The NH Hotel chain may be well known by some regular travellers as providing a good standard reasonably priced accommodation but the latest announcement of a new addition to its portfolio will certainly catch the eye.
A former word War 2 anti-aircraft bunker in the district of St. Pauli in Hamburg is being converted into a 136 room hotel with five stories added to its roof in the shape of a pyramid. The bunker currently hosts night clubs, a music store and office space.
According to the Hamburg Tourist Board, the building was constructed in 1942 to accommodate 18,000 people and its walls are 3.5 metres thick; designed of course to withstand the allied bombs falling on the city at the time.
Robots Move In
Istanbul’s new airport has deployed four robots to help with the customer service role.
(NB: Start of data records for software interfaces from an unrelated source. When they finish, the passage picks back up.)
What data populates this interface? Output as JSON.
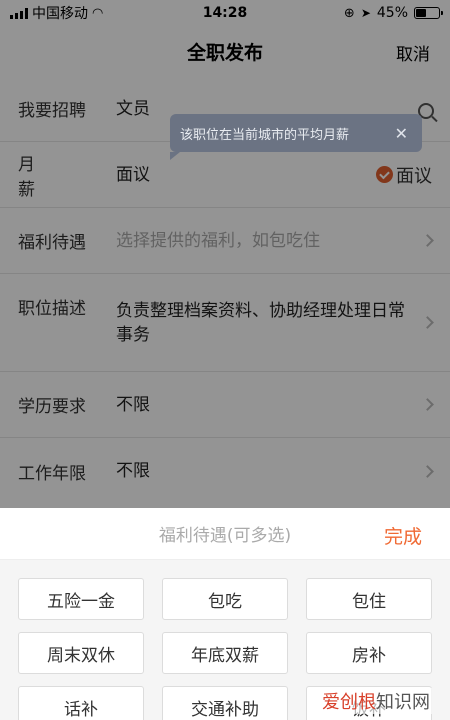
{
  "status_bar": {
    "carrier": "中国移动",
    "time": "14:28",
    "battery": "45%",
    "battery_level": 0.45
  },
  "nav": {
    "title": "全职发布",
    "cancel": "取消"
  },
  "form": {
    "rows": [
      {
        "label": "我要招聘",
        "value": "文员"
      },
      {
        "label": "月薪",
        "value": "面议",
        "negotiable": "面议"
      },
      {
        "label": "福利待遇",
        "placeholder": "选择提供的福利，如包吃住"
      },
      {
        "label": "职位描述",
        "value": "负责整理档案资料、协助经理处理日常事务"
      },
      {
        "label": "学历要求",
        "value": "不限"
      },
      {
        "label": "工作年限",
        "value": "不限"
      }
    ]
  },
  "tooltip": {
    "text": "该职位在当前城市的平均月薪",
    "close": "✕"
  },
  "sheet": {
    "title": "福利待遇(可多选)",
    "done": "完成",
    "options": [
      "五险一金",
      "包吃",
      "包住",
      "周末双休",
      "年底双薪",
      "房补",
      "话补",
      "交通补助",
      "饭补"
    ]
  },
  "watermark": {
    "red": "爱创根",
    "rest": "知识网"
  },
  "colors": {
    "accent": "#f06a34",
    "tooltip_bg": "#6b7383"
  }
}
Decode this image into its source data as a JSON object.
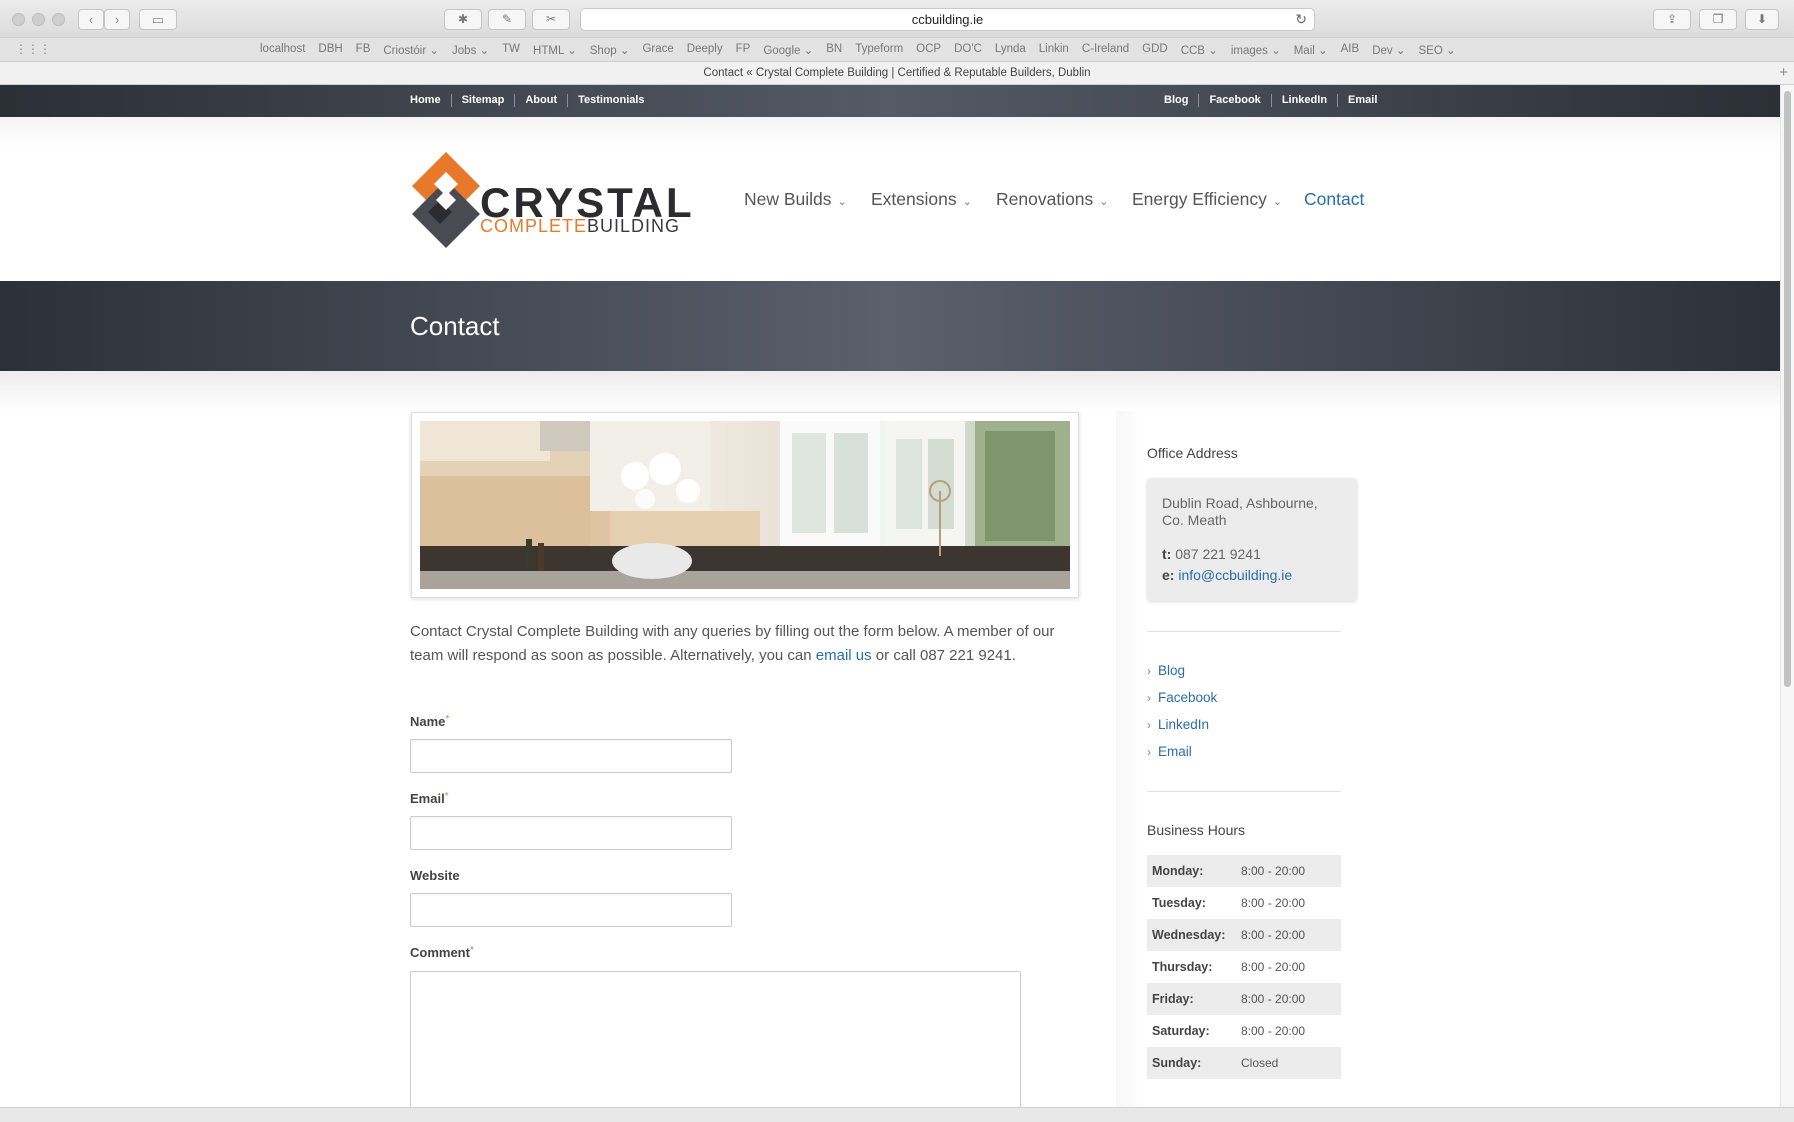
{
  "browser": {
    "url": "ccbuilding.ie",
    "tab_title": "Contact « Crystal Complete Building | Certified & Reputable Builders, Dublin",
    "bookmarks": [
      "localhost",
      "DBH",
      "FB",
      "Criostóir ⌄",
      "Jobs ⌄",
      "TW",
      "HTML ⌄",
      "Shop ⌄",
      "Grace",
      "Deeply",
      "FP",
      "Google ⌄",
      "BN",
      "Typeform",
      "OCP",
      "DO'C",
      "Lynda",
      "Linkin",
      "C-Ireland",
      "GDD",
      "CCB ⌄",
      "images ⌄",
      "Mail ⌄",
      "AIB",
      "Dev ⌄",
      "SEO ⌄"
    ]
  },
  "topbar": {
    "left": [
      "Home",
      "Sitemap",
      "About",
      "Testimonials"
    ],
    "right": [
      "Blog",
      "Facebook",
      "LinkedIn",
      "Email"
    ]
  },
  "logo": {
    "word": "CRYSTAL",
    "sub_orange": "COMPLETE",
    "sub_dark": "BUILDING"
  },
  "nav": {
    "new_builds": "New Builds",
    "extensions": "Extensions",
    "renovations": "Renovations",
    "energy": "Energy Efficiency",
    "contact": "Contact",
    "chevron": "⌄"
  },
  "page": {
    "title": "Contact",
    "intro_1": "Contact Crystal Complete Building with any queries by filling out the form below. A member of our team will respond as soon as possible. Alternatively, you can ",
    "intro_link": "email us",
    "intro_2": " or call 087 221 9241."
  },
  "form": {
    "name_label": "Name",
    "email_label": "Email",
    "website_label": "Website",
    "comment_label": "Comment",
    "required_mark": "*"
  },
  "sidebar": {
    "office_heading": "Office Address",
    "address_1": "Dublin Road, Ashbourne,",
    "address_2": "Co. Meath",
    "phone_prefix": "t:",
    "phone": "087 221 9241",
    "email_prefix": "e:",
    "email": "info@ccbuilding.ie",
    "links": [
      "Blog",
      "Facebook",
      "LinkedIn",
      "Email"
    ],
    "hours_heading": "Business Hours",
    "hours": [
      {
        "day": "Monday:",
        "time": "8:00 - 20:00"
      },
      {
        "day": "Tuesday:",
        "time": "8:00 - 20:00"
      },
      {
        "day": "Wednesday:",
        "time": "8:00 - 20:00"
      },
      {
        "day": "Thursday:",
        "time": "8:00 - 20:00"
      },
      {
        "day": "Friday:",
        "time": "8:00 - 20:00"
      },
      {
        "day": "Saturday:",
        "time": "8:00 - 20:00"
      },
      {
        "day": "Sunday:",
        "time": "Closed"
      }
    ]
  },
  "colors": {
    "accent": "#2a6da8",
    "brand_orange": "#e8792a",
    "bar_dark": "#2c3038"
  }
}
The “humanoid” robots move on wheels and can scan travellers tickets, give flight status updates as well as give directions in English and Turkish.
In the USA, California is the first state to pass a law banning disposable toiletry bottles with effect from 2023.
Hotels of more than 50 rooms will be the first type of accommodation targeted followed by all hotel types the year after.
Many global hotel groups such as the Marriott Group and IHG (Holiday inn, InterContinental etc.) have already announced they will ban such toiletries even before 2023.
The days when we will saunter through an airport – or other places where one embarks on travel – with security checks done based on facial recognition only, are not a million miles away. There are obvious benefits with such technology such as negating the need for boarding passes to be issued as well as helping authorities monitor criminals and terrorists.
On the side of the coin, the same technology is also helping less than democratic states to identify ethnic minorities and restrict their movements.
Just think; facial technology at bus and rail stations, in undergrounds, at shopping malls. 1984 might be just around the corner.
Finland MaaS Move
When we travel to a new city one of the first things we have to get to grips with is how to get from Point A to Point B. For a business traveller the option may be a privileged one whereby he calls a cab, regardless of the cost, safe in the knowledge that his company picks up the bill. For those paying the bills themselves the choice of transport usually boils down to one form or another of public transport. In Helsinki, the way we travel in the future may already be taking shape.
Mobility as a Service (MaaS) is perhaps the future; particularly in those cities who wish to push their green agenda. In the case of Helsinki, they have been working for 8 years to reduce the necessity for the city’s inhabitants to use a private car. The intention being that by 2025 the perception will be that it is ‘’unnecessary for people to own a car’”.
To get around using MaaS transport includes buses, trams, bikes, taxis and rental cars and integrates their use into an application that helps the user get from A to B using any combination of the aforementioned modes. The service is sold as a package e.g. currently ranging from unlimited use for 499 Euro a month to 62 Euro for unlimited bus travel and bike rides. In essence, it is a subscription-based service but already in Helsinki, 1.5 million trips have been undertaken by 45,000 subscribers.
It’s an interesting concept and obviously one that works based on the experience of Helsinki. One can’t help thinking however that some countries and regions such as in Scandinavia (yes we know Finland is not in Scandinavia), where the Green agenda has its roots, acceptance of such concepts are rather easier and give more opportunity than what would likely be the case in this part of the world.